**Required work**
Would you please set down the data again exactly as given, excluding the pictures?

**Material provided**
┌──
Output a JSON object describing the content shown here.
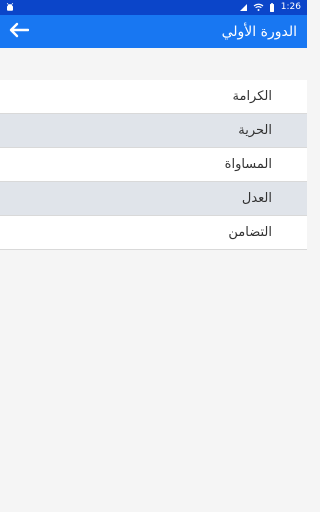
{
  "status_bar": {
    "time": "1:26",
    "icons": [
      "android-debug-icon",
      "battery-icon",
      "wifi-icon",
      "signal-icon"
    ]
  },
  "app_bar": {
    "title": "الدورة الأولي",
    "back_icon": "arrow-left-icon"
  },
  "list": {
    "items": [
      {
        "label": "الكرامة",
        "highlighted": false
      },
      {
        "label": "الحرية",
        "highlighted": true
      },
      {
        "label": "المساواة",
        "highlighted": false
      },
      {
        "label": "العدل",
        "highlighted": true
      },
      {
        "label": "التضامن",
        "highlighted": false
      }
    ]
  },
  "colors": {
    "status_bar": "#0b45c9",
    "app_bar": "#1877f2",
    "page_background": "#f5f5f5",
    "highlight_row": "#e0e4ea",
    "white_row": "#ffffff",
    "text": "#333333"
  }
}
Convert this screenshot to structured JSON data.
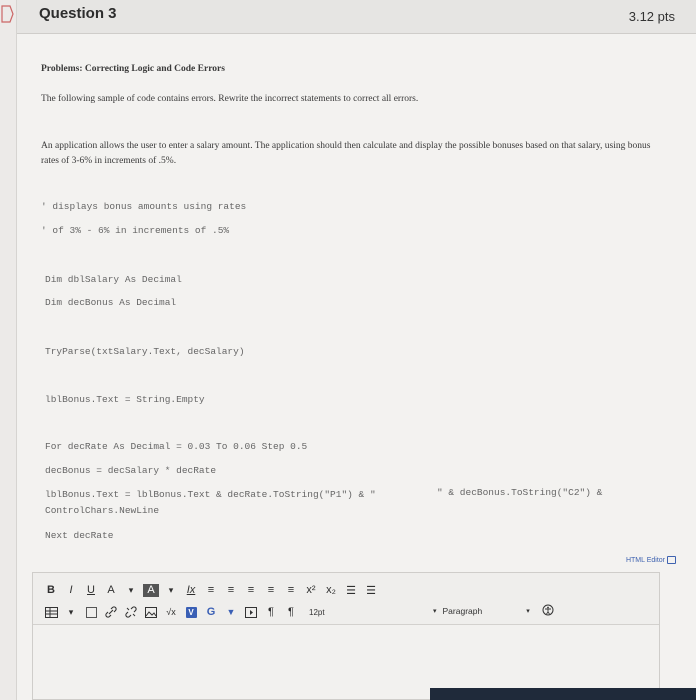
{
  "question": {
    "title": "Question 3",
    "points": "3.12 pts"
  },
  "content": {
    "problems_title": "Problems: Correcting Logic and Code Errors",
    "intro": "The following sample of code contains errors. Rewrite the incorrect statements to correct all errors.",
    "description": "An application allows the user to enter a salary amount. The application should then calculate and display the possible bonuses based on that salary, using bonus rates of 3-6% in increments of .5%."
  },
  "code": {
    "comment1": "' displays bonus amounts using rates",
    "comment2": "' of 3% - 6% in increments of .5%",
    "dim1": "Dim dblSalary As Decimal",
    "dim2": "Dim decBonus As Decimal",
    "tryparse": "TryParse(txtSalary.Text, decSalary)",
    "lblclear": "lblBonus.Text = String.Empty",
    "forloop": "For decRate As Decimal = 0.03 To 0.06 Step 0.5",
    "calc": "decBonus = decSalary * decRate",
    "line_a": "lblBonus.Text = lblBonus.Text & decRate.ToString(\"P1\") & \"",
    "line_b": "\" & decBonus.ToString(\"C2\") &",
    "line_c": "ControlChars.NewLine",
    "next": "Next decRate"
  },
  "editor": {
    "html_editor_label": "HTML Editor",
    "toolbar_row1": [
      "B",
      "I",
      "U",
      "A",
      "▾",
      "A",
      "▾",
      "Ix",
      "≡",
      "≡",
      "≡",
      "≡",
      "≡",
      "x²",
      "x₂",
      "☰",
      "☰"
    ],
    "font_size": "12pt",
    "paragraph": "Paragraph"
  }
}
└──
**Solution to this task**
Output a JSON object describing the content shown here.
{
  "status_bar": {
    "time": "1:26",
    "icons": [
      "android-debug-icon",
      "battery-icon",
      "wifi-icon",
      "signal-icon"
    ]
  },
  "app_bar": {
    "title": "الدورة الأولي",
    "back_icon": "arrow-left-icon"
  },
  "list": {
    "items": [
      {
        "label": "الكرامة",
        "highlighted": false
      },
      {
        "label": "الحرية",
        "highlighted": true
      },
      {
        "label": "المساواة",
        "highlighted": false
      },
      {
        "label": "العدل",
        "highlighted": true
      },
      {
        "label": "التضامن",
        "highlighted": false
      }
    ]
  },
  "colors": {
    "status_bar": "#0b45c9",
    "app_bar": "#1877f2",
    "page_background": "#f5f5f5",
    "highlight_row": "#e0e4ea",
    "white_row": "#ffffff",
    "text": "#333333"
  }
}
Convert this screenshot to structured JSON data.
{
  "question": {
    "title": "Question 3",
    "points": "3.12 pts"
  },
  "content": {
    "problems_title": "Problems: Correcting Logic and Code Errors",
    "intro": "The following sample of code contains errors. Rewrite the incorrect statements to correct all errors.",
    "description": "An application allows the user to enter a salary amount. The application should then calculate and display the possible bonuses based on that salary, using bonus rates of 3-6% in increments of .5%."
  },
  "code": {
    "comment1": "' displays bonus amounts using rates",
    "comment2": "' of 3% - 6% in increments of .5%",
    "dim1": "Dim dblSalary As Decimal",
    "dim2": "Dim decBonus As Decimal",
    "tryparse": "TryParse(txtSalary.Text, decSalary)",
    "lblclear": "lblBonus.Text = String.Empty",
    "forloop": "For decRate As Decimal = 0.03 To 0.06 Step 0.5",
    "calc": "decBonus = decSalary * decRate",
    "line_a": "lblBonus.Text = lblBonus.Text & decRate.ToString(\"P1\") & \"",
    "line_b": "\" & decBonus.ToString(\"C2\") &",
    "line_c": "ControlChars.NewLine",
    "next": "Next decRate"
  },
  "editor": {
    "html_editor_label": "HTML Editor",
    "toolbar_row1": [
      "B",
      "I",
      "U",
      "A",
      "▾",
      "A",
      "▾",
      "Ix",
      "≡",
      "≡",
      "≡",
      "≡",
      "≡",
      "x²",
      "x₂",
      "☰",
      "☰"
    ],
    "font_size": "12pt",
    "paragraph": "Paragraph"
  }
}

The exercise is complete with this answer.